■ Exercise prompt:
Each line below must be printed exactly as it stands.

■ Element data from apps and pages:
- Opening Delimiter -
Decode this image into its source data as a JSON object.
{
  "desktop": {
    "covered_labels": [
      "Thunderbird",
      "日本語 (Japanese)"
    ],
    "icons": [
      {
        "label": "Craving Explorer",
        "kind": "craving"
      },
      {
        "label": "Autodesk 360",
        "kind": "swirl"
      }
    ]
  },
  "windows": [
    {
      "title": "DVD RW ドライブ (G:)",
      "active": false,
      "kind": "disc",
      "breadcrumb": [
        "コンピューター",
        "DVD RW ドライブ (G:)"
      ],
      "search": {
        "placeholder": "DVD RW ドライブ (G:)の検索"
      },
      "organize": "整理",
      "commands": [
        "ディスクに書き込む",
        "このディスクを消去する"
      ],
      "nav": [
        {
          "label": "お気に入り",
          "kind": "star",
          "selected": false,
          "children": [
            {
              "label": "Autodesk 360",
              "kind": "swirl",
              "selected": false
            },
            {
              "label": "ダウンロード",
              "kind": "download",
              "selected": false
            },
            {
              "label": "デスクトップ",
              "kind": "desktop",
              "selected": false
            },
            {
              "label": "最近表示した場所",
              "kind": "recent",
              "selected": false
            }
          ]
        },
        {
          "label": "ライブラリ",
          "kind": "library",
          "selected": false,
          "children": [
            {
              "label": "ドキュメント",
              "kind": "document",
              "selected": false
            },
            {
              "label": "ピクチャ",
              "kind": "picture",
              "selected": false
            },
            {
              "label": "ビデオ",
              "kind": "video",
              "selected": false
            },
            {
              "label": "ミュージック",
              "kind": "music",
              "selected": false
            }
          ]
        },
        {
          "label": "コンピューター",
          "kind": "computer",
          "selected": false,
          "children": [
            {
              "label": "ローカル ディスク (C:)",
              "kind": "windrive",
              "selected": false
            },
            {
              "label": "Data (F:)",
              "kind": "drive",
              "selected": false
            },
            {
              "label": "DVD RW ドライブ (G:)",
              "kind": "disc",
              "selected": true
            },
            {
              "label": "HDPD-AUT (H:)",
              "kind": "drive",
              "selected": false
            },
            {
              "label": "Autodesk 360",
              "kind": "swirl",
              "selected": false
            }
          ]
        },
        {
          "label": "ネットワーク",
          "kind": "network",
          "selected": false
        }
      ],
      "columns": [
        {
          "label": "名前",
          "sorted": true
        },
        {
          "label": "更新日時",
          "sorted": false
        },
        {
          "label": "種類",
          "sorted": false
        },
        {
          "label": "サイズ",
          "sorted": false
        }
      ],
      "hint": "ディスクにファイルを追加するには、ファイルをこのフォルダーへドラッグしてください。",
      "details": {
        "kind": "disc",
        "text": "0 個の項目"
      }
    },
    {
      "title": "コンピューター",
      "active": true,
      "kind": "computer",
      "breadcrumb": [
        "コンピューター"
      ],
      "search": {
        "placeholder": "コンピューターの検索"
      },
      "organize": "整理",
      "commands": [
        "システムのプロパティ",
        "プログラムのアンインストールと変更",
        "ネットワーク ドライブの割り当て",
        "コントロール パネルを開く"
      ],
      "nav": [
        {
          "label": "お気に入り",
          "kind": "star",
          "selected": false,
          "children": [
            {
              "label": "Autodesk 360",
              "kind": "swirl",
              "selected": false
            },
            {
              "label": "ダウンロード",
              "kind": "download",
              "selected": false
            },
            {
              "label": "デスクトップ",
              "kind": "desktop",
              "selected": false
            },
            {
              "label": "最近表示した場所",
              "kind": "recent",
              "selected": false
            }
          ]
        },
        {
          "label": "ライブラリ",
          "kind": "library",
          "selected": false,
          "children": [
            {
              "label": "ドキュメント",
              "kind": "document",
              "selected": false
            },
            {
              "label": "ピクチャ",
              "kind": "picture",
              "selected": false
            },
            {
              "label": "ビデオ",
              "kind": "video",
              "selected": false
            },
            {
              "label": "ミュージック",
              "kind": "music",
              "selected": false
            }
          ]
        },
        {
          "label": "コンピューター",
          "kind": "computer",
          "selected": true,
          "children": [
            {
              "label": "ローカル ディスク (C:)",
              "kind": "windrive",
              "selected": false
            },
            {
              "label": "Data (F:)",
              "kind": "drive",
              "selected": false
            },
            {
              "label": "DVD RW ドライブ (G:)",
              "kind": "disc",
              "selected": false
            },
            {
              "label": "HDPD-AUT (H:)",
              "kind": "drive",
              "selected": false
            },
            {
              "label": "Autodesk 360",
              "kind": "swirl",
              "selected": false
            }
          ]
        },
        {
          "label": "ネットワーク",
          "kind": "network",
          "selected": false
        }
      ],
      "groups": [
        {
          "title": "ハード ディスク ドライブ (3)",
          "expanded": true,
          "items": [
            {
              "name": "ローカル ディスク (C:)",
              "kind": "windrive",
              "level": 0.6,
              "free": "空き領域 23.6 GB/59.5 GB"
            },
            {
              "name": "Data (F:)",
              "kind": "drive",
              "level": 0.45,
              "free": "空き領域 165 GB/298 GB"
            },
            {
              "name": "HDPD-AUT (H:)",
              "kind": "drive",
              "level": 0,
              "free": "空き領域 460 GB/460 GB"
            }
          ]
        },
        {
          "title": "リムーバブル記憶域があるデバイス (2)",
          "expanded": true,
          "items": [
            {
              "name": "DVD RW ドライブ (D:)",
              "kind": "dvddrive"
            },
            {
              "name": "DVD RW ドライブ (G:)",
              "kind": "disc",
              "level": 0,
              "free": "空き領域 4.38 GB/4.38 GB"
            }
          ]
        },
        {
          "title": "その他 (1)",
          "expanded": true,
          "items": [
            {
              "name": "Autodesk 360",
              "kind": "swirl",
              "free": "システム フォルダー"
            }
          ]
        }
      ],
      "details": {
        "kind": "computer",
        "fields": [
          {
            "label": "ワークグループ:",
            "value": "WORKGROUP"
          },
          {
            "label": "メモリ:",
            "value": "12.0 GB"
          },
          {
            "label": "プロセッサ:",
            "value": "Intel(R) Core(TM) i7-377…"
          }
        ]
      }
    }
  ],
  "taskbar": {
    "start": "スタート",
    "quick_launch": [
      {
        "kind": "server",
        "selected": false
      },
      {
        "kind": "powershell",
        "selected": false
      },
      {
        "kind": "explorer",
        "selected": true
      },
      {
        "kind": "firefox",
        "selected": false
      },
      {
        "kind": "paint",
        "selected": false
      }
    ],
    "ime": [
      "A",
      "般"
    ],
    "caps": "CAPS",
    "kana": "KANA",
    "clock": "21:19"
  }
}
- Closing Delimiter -
■ Your solution:
Decode this image into its source data as a JSON object.
{
  "desktop": {
    "covered_labels": [
      "Thunderbird",
      "日本語 (Japanese)"
    ],
    "icons": [
      {
        "label": "Craving Explorer",
        "kind": "craving"
      },
      {
        "label": "Autodesk 360",
        "kind": "swirl"
      }
    ]
  },
  "windows": [
    {
      "title": "DVD RW ドライブ (G:)",
      "active": false,
      "kind": "disc",
      "breadcrumb": [
        "コンピューター",
        "DVD RW ドライブ (G:)"
      ],
      "search": {
        "placeholder": "DVD RW ドライブ (G:)の検索"
      },
      "organize": "整理",
      "commands": [
        "ディスクに書き込む",
        "このディスクを消去する"
      ],
      "nav": [
        {
          "label": "お気に入り",
          "kind": "star",
          "selected": false,
          "children": [
            {
              "label": "Autodesk 360",
              "kind": "swirl",
              "selected": false
            },
            {
              "label": "ダウンロード",
              "kind": "download",
              "selected": false
            },
            {
              "label": "デスクトップ",
              "kind": "desktop",
              "selected": false
            },
            {
              "label": "最近表示した場所",
              "kind": "recent",
              "selected": false
            }
          ]
        },
        {
          "label": "ライブラリ",
          "kind": "library",
          "selected": false,
          "children": [
            {
              "label": "ドキュメント",
              "kind": "document",
              "selected": false
            },
            {
              "label": "ピクチャ",
              "kind": "picture",
              "selected": false
            },
            {
              "label": "ビデオ",
              "kind": "video",
              "selected": false
            },
            {
              "label": "ミュージック",
              "kind": "music",
              "selected": false
            }
          ]
        },
        {
          "label": "コンピューター",
          "kind": "computer",
          "selected": false,
          "children": [
            {
              "label": "ローカル ディスク (C:)",
              "kind": "windrive",
              "selected": false
            },
            {
              "label": "Data (F:)",
              "kind": "drive",
              "selected": false
            },
            {
              "label": "DVD RW ドライブ (G:)",
              "kind": "disc",
              "selected": true
            },
            {
              "label": "HDPD-AUT (H:)",
              "kind": "drive",
              "selected": false
            },
            {
              "label": "Autodesk 360",
              "kind": "swirl",
              "selected": false
            }
          ]
        },
        {
          "label": "ネットワーク",
          "kind": "network",
          "selected": false
        }
      ],
      "columns": [
        {
          "label": "名前",
          "sorted": true
        },
        {
          "label": "更新日時",
          "sorted": false
        },
        {
          "label": "種類",
          "sorted": false
        },
        {
          "label": "サイズ",
          "sorted": false
        }
      ],
      "hint": "ディスクにファイルを追加するには、ファイルをこのフォルダーへドラッグしてください。",
      "details": {
        "kind": "disc",
        "text": "0 個の項目"
      }
    },
    {
      "title": "コンピューター",
      "active": true,
      "kind": "computer",
      "breadcrumb": [
        "コンピューター"
      ],
      "search": {
        "placeholder": "コンピューターの検索"
      },
      "organize": "整理",
      "commands": [
        "システムのプロパティ",
        "プログラムのアンインストールと変更",
        "ネットワーク ドライブの割り当て",
        "コントロール パネルを開く"
      ],
      "nav": [
        {
          "label": "お気に入り",
          "kind": "star",
          "selected": false,
          "children": [
            {
              "label": "Autodesk 360",
              "kind": "swirl",
              "selected": false
            },
            {
              "label": "ダウンロード",
              "kind": "download",
              "selected": false
            },
            {
              "label": "デスクトップ",
              "kind": "desktop",
              "selected": false
            },
            {
              "label": "最近表示した場所",
              "kind": "recent",
              "selected": false
            }
          ]
        },
        {
          "label": "ライブラリ",
          "kind": "library",
          "selected": false,
          "children": [
            {
              "label": "ドキュメント",
              "kind": "document",
              "selected": false
            },
            {
              "label": "ピクチャ",
              "kind": "picture",
              "selected": false
            },
            {
              "label": "ビデオ",
              "kind": "video",
              "selected": false
            },
            {
              "label": "ミュージック",
              "kind": "music",
              "selected": false
            }
          ]
        },
        {
          "label": "コンピューター",
          "kind": "computer",
          "selected": true,
          "children": [
            {
              "label": "ローカル ディスク (C:)",
              "kind": "windrive",
              "selected": false
            },
            {
              "label": "Data (F:)",
              "kind": "drive",
              "selected": false
            },
            {
              "label": "DVD RW ドライブ (G:)",
              "kind": "disc",
              "selected": false
            },
            {
              "label": "HDPD-AUT (H:)",
              "kind": "drive",
              "selected": false
            },
            {
              "label": "Autodesk 360",
              "kind": "swirl",
              "selected": false
            }
          ]
        },
        {
          "label": "ネットワーク",
          "kind": "network",
          "selected": false
        }
      ],
      "groups": [
        {
          "title": "ハード ディスク ドライブ (3)",
          "expanded": true,
          "items": [
            {
              "name": "ローカル ディスク (C:)",
              "kind": "windrive",
              "level": 0.6,
              "free": "空き領域 23.6 GB/59.5 GB"
            },
            {
              "name": "Data (F:)",
              "kind": "drive",
              "level": 0.45,
              "free": "空き領域 165 GB/298 GB"
            },
            {
              "name": "HDPD-AUT (H:)",
              "kind": "drive",
              "level": 0,
              "free": "空き領域 460 GB/460 GB"
            }
          ]
        },
        {
          "title": "リムーバブル記憶域があるデバイス (2)",
          "expanded": true,
          "items": [
            {
              "name": "DVD RW ドライブ (D:)",
              "kind": "dvddrive"
            },
            {
              "name": "DVD RW ドライブ (G:)",
              "kind": "disc",
              "level": 0,
              "free": "空き領域 4.38 GB/4.38 GB"
            }
          ]
        },
        {
          "title": "その他 (1)",
          "expanded": true,
          "items": [
            {
              "name": "Autodesk 360",
              "kind": "swirl",
              "free": "システム フォルダー"
            }
          ]
        }
      ],
      "details": {
        "kind": "computer",
        "fields": [
          {
            "label": "ワークグループ:",
            "value": "WORKGROUP"
          },
          {
            "label": "メモリ:",
            "value": "12.0 GB"
          },
          {
            "label": "プロセッサ:",
            "value": "Intel(R) Core(TM) i7-377…"
          }
        ]
      }
    }
  ],
  "taskbar": {
    "start": "スタート",
    "quick_launch": [
      {
        "kind": "server",
        "selected": false
      },
      {
        "kind": "powershell",
        "selected": false
      },
      {
        "kind": "explorer",
        "selected": true
      },
      {
        "kind": "firefox",
        "selected": false
      },
      {
        "kind": "paint",
        "selected": false
      }
    ],
    "ime": [
      "A",
      "般"
    ],
    "caps": "CAPS",
    "kana": "KANA",
    "clock": "21:19"
  }
}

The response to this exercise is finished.